I think you’re right. I’ve actually never seen a Tarzan movie until now though, but I obviously know the story.
This just felt pretty average, and a slog to get to the fun. There is fun here, but not enough of it.
somehow this is making a lot of money though, go figure
I second Parlor of Horror’s sentiments. I couldn’t agree more and that’s why I have stayed away from this. What is it exactly doing differently? Apparently nothing.
I still had interest, but probably because as stated, I had never seen a Tarzan movie before, shockingly.
It does little different, so you’re validated in staying away.

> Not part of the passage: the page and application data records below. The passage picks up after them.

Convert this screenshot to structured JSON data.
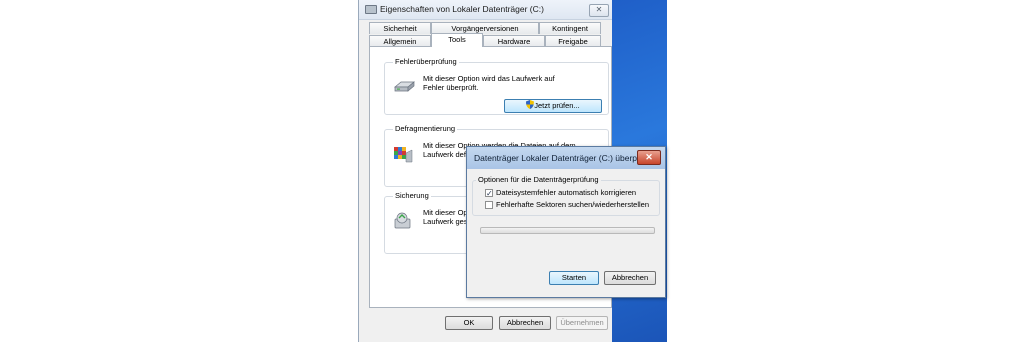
{
  "properties_window": {
    "title": "Eigenschaften von Lokaler Datenträger (C:)",
    "close_label": "✕",
    "tabs_row1": [
      "Sicherheit",
      "Vorgängerversionen",
      "Kontingent"
    ],
    "tabs_row2": [
      "Allgemein",
      "Tools",
      "Hardware",
      "Freigabe"
    ],
    "active_tab": "Tools",
    "groups": {
      "error_check": {
        "label": "Fehlerüberprüfung",
        "text_line1": "Mit dieser Option wird das Laufwerk auf",
        "text_line2": "Fehler überprüft.",
        "button": "Jetzt prüfen..."
      },
      "defrag": {
        "label": "Defragmentierung",
        "text_line1": "Mit dieser Option werden die Dateien auf dem",
        "text_line2": "Laufwerk defragmentiert."
      },
      "backup": {
        "label": "Sicherung",
        "text_line1": "Mit dieser Option werden die Dateien auf dem",
        "text_line2": "Laufwerk gesichert."
      }
    },
    "buttons": {
      "ok": "OK",
      "cancel": "Abbrechen",
      "apply": "Übernehmen"
    }
  },
  "check_dialog": {
    "title": "Datenträger Lokaler Datenträger (C:) überprüfen",
    "close_label": "✕",
    "options_label": "Optionen für die Datenträgerprüfung",
    "options": [
      {
        "label": "Dateisystemfehler automatisch korrigieren",
        "checked": true,
        "check_glyph": "✓"
      },
      {
        "label": "Fehlerhafte Sektoren suchen/wiederherstellen",
        "checked": false,
        "check_glyph": ""
      }
    ],
    "progress": 0,
    "buttons": {
      "start": "Starten",
      "cancel": "Abbrechen"
    }
  },
  "icons": {
    "drive": "drive-icon",
    "defrag": "defrag-icon",
    "backup": "backup-icon",
    "shield": "uac-shield-icon"
  },
  "colors": {
    "accent": "#3c7fb1",
    "desktop": "#2a78dc",
    "progress_fill": "#37b24d"
  }
}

On another, but related, note, can we get Christoph Waltz to stop playing villains? That’s FOUR straight films now in which he’s done so and it is starting to feel weird and I may begin to start having trouble taking him seriously anymore.
Yeah it’d be nice to see Waltz do something not overtly villainous for a change. He’s good but let’s not get him typecast, people!
Can’t say I’m in a rush to see this. Yet another retelling of the Tarzan story just not needed. On top of that, the trailer looks terrible. Now that you tell me it’s boring, I have even less incentive to watch this. Maybe one day, if it’s streaming on Netflix or something, but I won’t go out of my way to see it.
I actually got into this show for free! There was some issue with screens (The Secret Life of Pets was apparently playing the same scene as this was…I still don’t know what happened specifically but my theater couldn’t print tix or charge) so they just let all 5 of in for free. So, didn’t pay anything and I’m glad I didn’t.
Hated the trailer. Avoiding the movie.
You’re not missing much. Some fun but it does take a long time to get to.
It does indeed show signs of fun and excitement. But as you say, it should be as flat as it is for certain stretches. I think its blandness is the biggest issue. It isn’t a horrible film. Just nothing that sets itself apart or causes itself to stand out.
I did expect worse. But average can be just as much of a bad thing (or worse, sometimes) than a bad film. Doing surprisingly OK (still a ways to go to make up budget) at the box office with international markets still yet to be released in. But I don’t think a sequel is needed.
I had this pegged as the biggest bomb of 2016. (Who knew The BFG would do even worse?) Tarzan cost $180 million to make even before marketing which is a ridiculous amount to invest in this character. Yet, it’s actually doing decent business. In a summer where movies struggle just to clear $100M, this will easily do that and then some.
And yet the trailers didn’t appeal to me. I’m inclined to side with your review. Possibly a rental at some point.
Minus the BFG (still need to see), family friendly movies along with low budget horror (and of course Captain America) seem to be the only certainties at the box office this summer. Aside from the random overperformer such as Central Intelligence, everything else seems to have done meh or leave in 3 weeks.
I do think starting with Star Trek Beyond on the 22nd, then Jason Bourne and ending with Suicide Squad, a profitable three weeks should be in order. People are HUNGRY for a good summer action blockbuster. That is our best stretch to get one.
Box office for this is surprising to me as well. There’s some fun, but only during the second half did I get some fun. Kind of a bore, otherwise, that I have no real interest in viewing again.
Oh man, this does not look good!
A rental if you are so inclined to do so, good sir.